> [Assignment]: The data below has to be returned exactly, down to the last character.

> [Extracted records]:
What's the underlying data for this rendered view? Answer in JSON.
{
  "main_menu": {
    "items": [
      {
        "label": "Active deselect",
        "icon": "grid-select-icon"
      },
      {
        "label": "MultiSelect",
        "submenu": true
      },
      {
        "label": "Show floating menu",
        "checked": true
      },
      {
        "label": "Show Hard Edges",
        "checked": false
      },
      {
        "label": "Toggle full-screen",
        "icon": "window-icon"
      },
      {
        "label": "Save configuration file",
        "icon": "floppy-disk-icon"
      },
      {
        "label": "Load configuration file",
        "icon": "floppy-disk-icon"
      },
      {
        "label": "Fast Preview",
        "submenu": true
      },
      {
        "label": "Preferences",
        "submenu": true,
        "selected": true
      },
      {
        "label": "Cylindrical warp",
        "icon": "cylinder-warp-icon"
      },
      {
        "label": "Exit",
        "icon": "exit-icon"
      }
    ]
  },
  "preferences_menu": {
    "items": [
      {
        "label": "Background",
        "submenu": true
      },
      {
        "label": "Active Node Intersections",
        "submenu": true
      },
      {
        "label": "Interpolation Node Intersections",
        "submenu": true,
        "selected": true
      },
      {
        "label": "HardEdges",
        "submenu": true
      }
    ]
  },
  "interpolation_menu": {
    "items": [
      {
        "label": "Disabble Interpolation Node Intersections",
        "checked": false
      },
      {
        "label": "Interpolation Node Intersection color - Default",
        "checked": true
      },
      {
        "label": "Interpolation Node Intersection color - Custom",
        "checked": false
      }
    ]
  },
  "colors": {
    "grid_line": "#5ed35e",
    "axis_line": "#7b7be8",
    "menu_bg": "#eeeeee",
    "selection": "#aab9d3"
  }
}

> [Written response]:
What's the underlying data for this rendered view? Answer in JSON.
{
  "main_menu": {
    "items": [
      {
        "label": "Active deselect",
        "icon": "grid-select-icon"
      },
      {
        "label": "MultiSelect",
        "submenu": true
      },
      {
        "label": "Show floating menu",
        "checked": true
      },
      {
        "label": "Show Hard Edges",
        "checked": false
      },
      {
        "label": "Toggle full-screen",
        "icon": "window-icon"
      },
      {
        "label": "Save configuration file",
        "icon": "floppy-disk-icon"
      },
      {
        "label": "Load configuration file",
        "icon": "floppy-disk-icon"
      },
      {
        "label": "Fast Preview",
        "submenu": true
      },
      {
        "label": "Preferences",
        "submenu": true,
        "selected": true
      },
      {
        "label": "Cylindrical warp",
        "icon": "cylinder-warp-icon"
      },
      {
        "label": "Exit",
        "icon": "exit-icon"
      }
    ]
  },
  "preferences_menu": {
    "items": [
      {
        "label": "Background",
        "submenu": true
      },
      {
        "label": "Active Node Intersections",
        "submenu": true
      },
      {
        "label": "Interpolation Node Intersections",
        "submenu": true,
        "selected": true
      },
      {
        "label": "HardEdges",
        "submenu": true
      }
    ]
  },
  "interpolation_menu": {
    "items": [
      {
        "label": "Disabble Interpolation Node Intersections",
        "checked": false
      },
      {
        "label": "Interpolation Node Intersection color - Default",
        "checked": true
      },
      {
        "label": "Interpolation Node Intersection color - Custom",
        "checked": false
      }
    ]
  },
  "colors": {
    "grid_line": "#5ed35e",
    "axis_line": "#7b7be8",
    "menu_bg": "#eeeeee",
    "selection": "#aab9d3"
  }
}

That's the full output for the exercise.